Canada’s National Energy Board (NEB) has downgraded its long-term crude production forecast by just under half a million barrels.
The NEB said Wednesday that it expects Canadian crude oil production to increase from 4 million barrels per day in 2015 to 5.7 million barrels per day by 2040, a nearly 400,000 barrels per day decline from the agency’s previous forecast.
In the report’s reference case, Canadian crude oil production is expected to continue growing but at a “slower rate” than the agency had previously projected.
The NEB’s reference crude oil price is now US$90 per barrel by 2040, a $17 per barrel decline from the agency’s projections released at the start of the year.
“The global price of oil remains a key uncertainty for future growth,” the NEB said.
Electricity generated from coal is expected to drop by 10 percent from current levels by 2040, due to federal regulations and the planned phase-out of coal in Alberta by 2030.
The NEB said that “considerable natural gas and renewable energy” will be added over the projection period to replace declining coal generation.
Hydroelectric capacity is expected to jump by 15 percent from 2015 levels by 2040.
Canada’s combined solar, wind and biomass capacity is projected to more than double by 2040.
The NEB expects energy use, including energy derived from fossil fuels, to continue growing but at a “slower pace” compared to the agency’s previous projections.
The agency added that, despite continued growth, energy used is expected to expand at a “much slower pace than Canada has seen over the last 25 years.”
“Canada’s energy system continues to face a great deal of change and uncertainty. The NEB’s updated energy outlook reflects recent volatility in global crude prices, as well as the ongoing impact of climate policies. As climate policy frameworks in Canada continue to evolve, the NEB will continue to update our Energy Futures series and provide Canadians with up-to-date, unbiased and factual energy information,” National Energy Board chief economist Shelley Milutinovic said.

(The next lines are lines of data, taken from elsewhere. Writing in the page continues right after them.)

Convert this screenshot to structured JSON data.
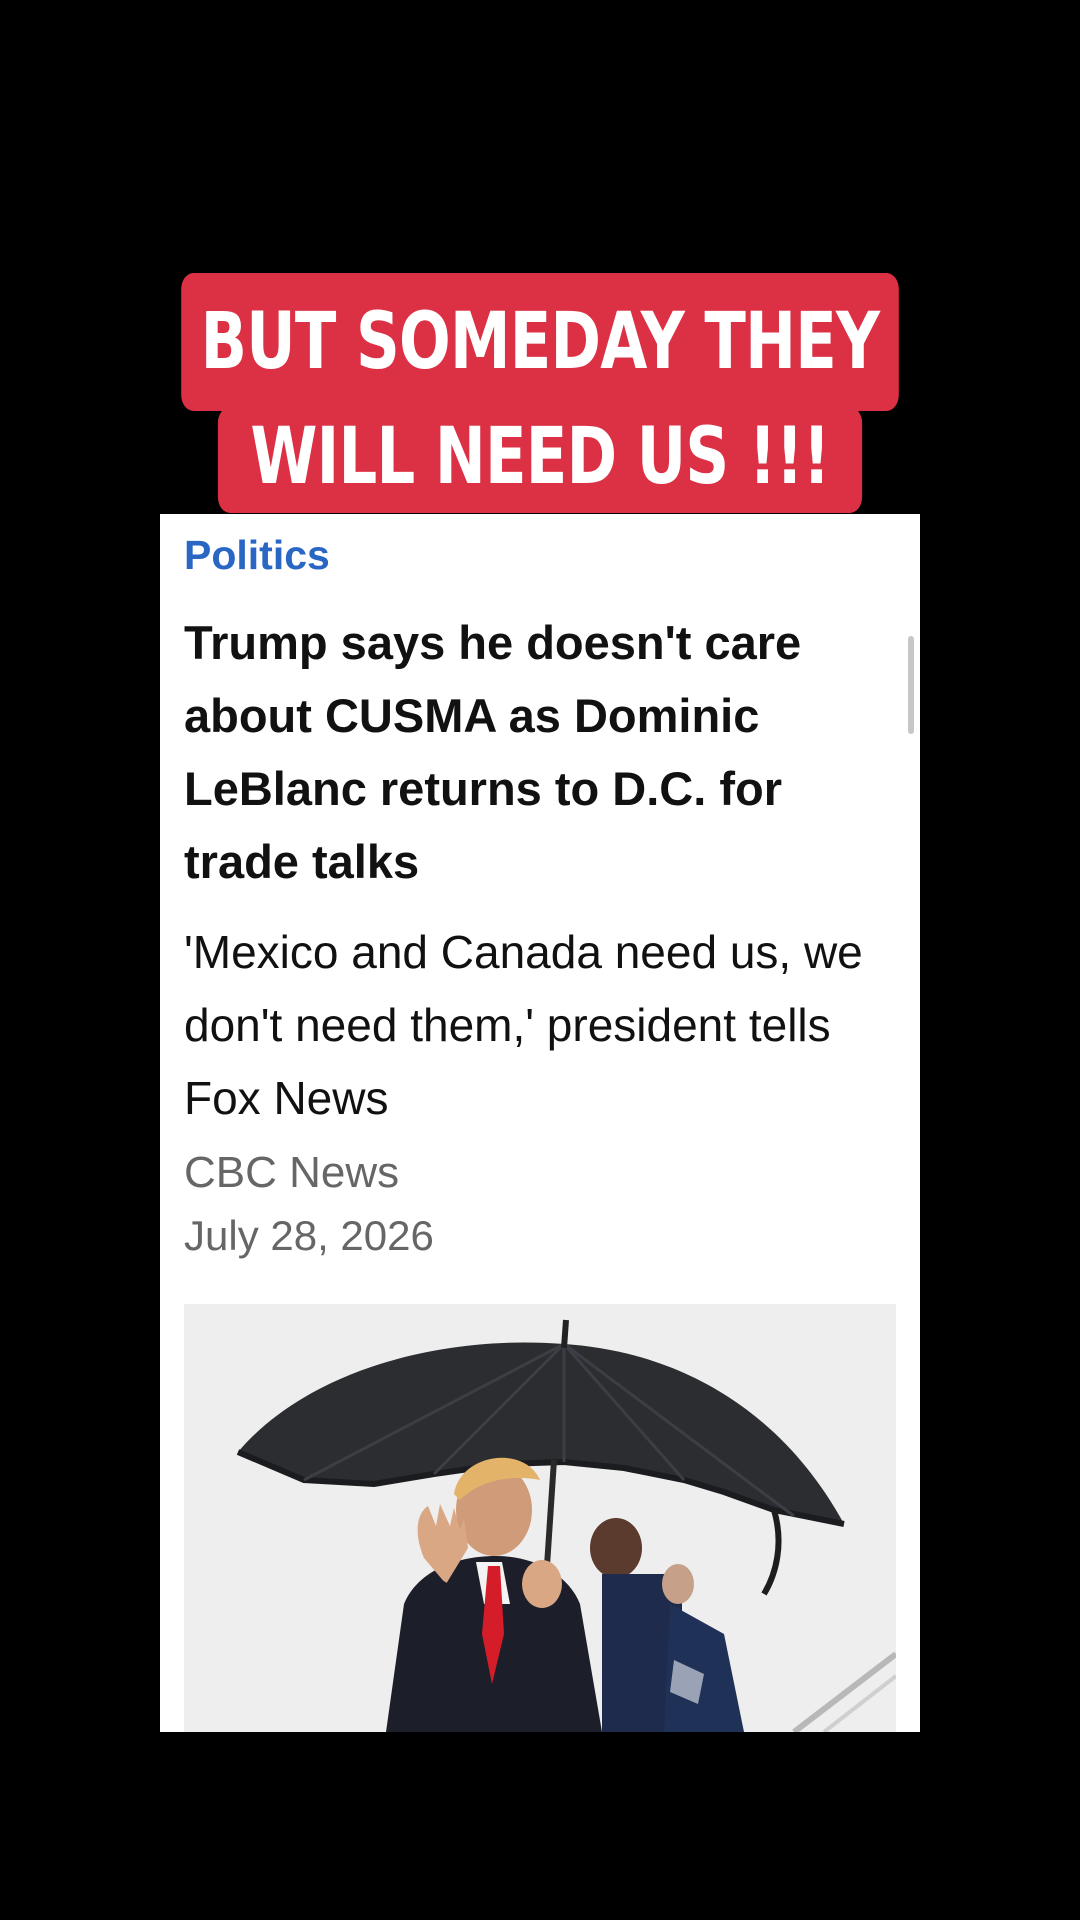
{
  "overlay_caption": {
    "line1": "BUT SOMEDAY THEY",
    "line2": "WILL NEED US !!!",
    "background_color": "#dc3045"
  },
  "article": {
    "category": "Politics",
    "headline": "Trump says he doesn't care about CUSMA as Dominic LeBlanc returns to D.C. for trade talks",
    "subheadline": "'Mexico and Canada need us, we don't need them,' president tells Fox News",
    "source": "CBC News",
    "date": "July 28, 2026",
    "category_color": "#2a66c4"
  }
}
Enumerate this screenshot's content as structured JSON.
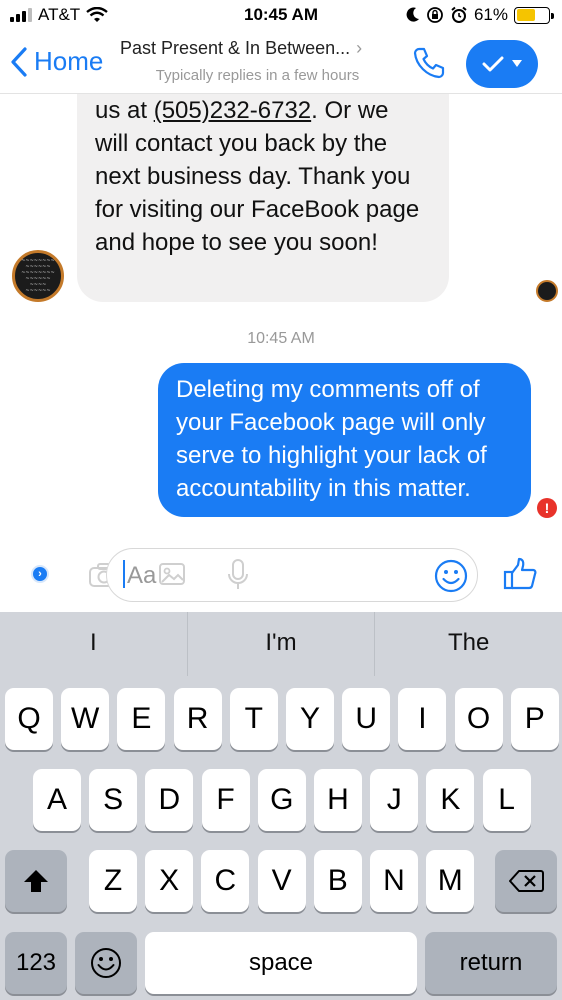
{
  "status_bar": {
    "carrier": "AT&T",
    "time": "10:45 AM",
    "battery_percent": "61%",
    "battery_level": 0.61,
    "battery_color": "#f5c400"
  },
  "header": {
    "back_label": "Home",
    "title": "Past Present & In Between...",
    "subtitle": "Typically replies in a few hours",
    "accent_color": "#1a7cf4"
  },
  "messages": {
    "incoming": {
      "line_1_prefix": "us at ",
      "phone_number": "(505)232-6732",
      "line_1_suffix": ". Or we",
      "rest": "will contact you back by the next business day. Thank you for visiting our FaceBook page and hope to see you soon!"
    },
    "timestamp": "10:45 AM",
    "outgoing": {
      "text": "Deleting my comments off of your Facebook page will only serve to highlight your lack of accountability in this matter.",
      "error_mark": "!"
    }
  },
  "composer": {
    "placeholder": "Aa",
    "icons": [
      "camera-icon",
      "image-icon",
      "microphone-icon",
      "emoji-icon",
      "thumbs-up-icon"
    ]
  },
  "keyboard": {
    "suggestions": [
      "I",
      "I'm",
      "The"
    ],
    "row1": [
      "Q",
      "W",
      "E",
      "R",
      "T",
      "Y",
      "U",
      "I",
      "O",
      "P"
    ],
    "row2": [
      "A",
      "S",
      "D",
      "F",
      "G",
      "H",
      "J",
      "K",
      "L"
    ],
    "row3": [
      "Z",
      "X",
      "C",
      "V",
      "B",
      "N",
      "M"
    ],
    "numbers_label": "123",
    "space_label": "space",
    "return_label": "return"
  }
}
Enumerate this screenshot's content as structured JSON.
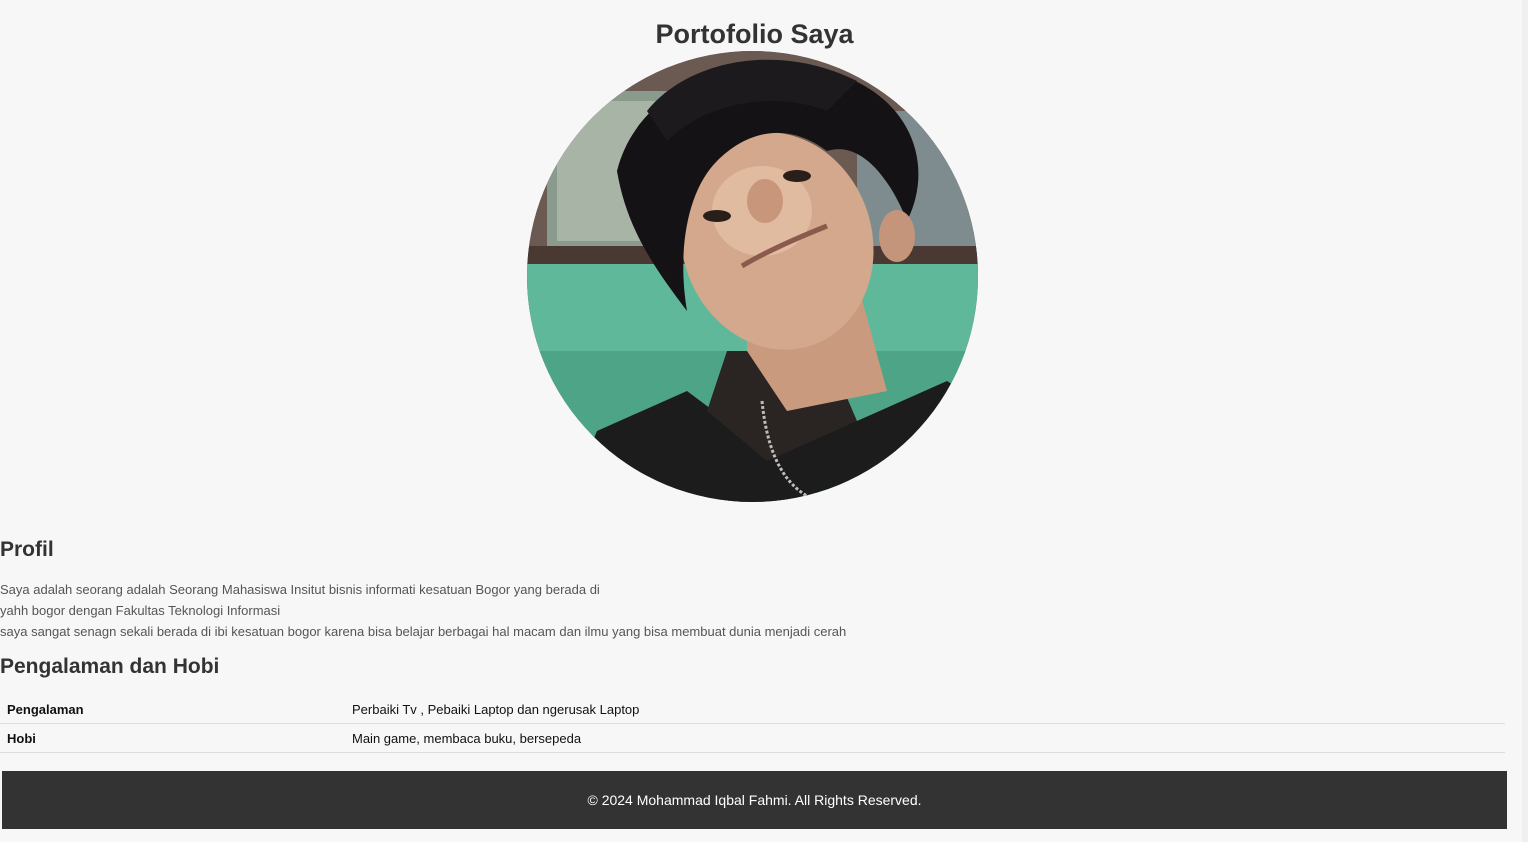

The National Energy Board is an independent federal regulator of several parts of Canada’s energy industry including pipelines, energy development and trade.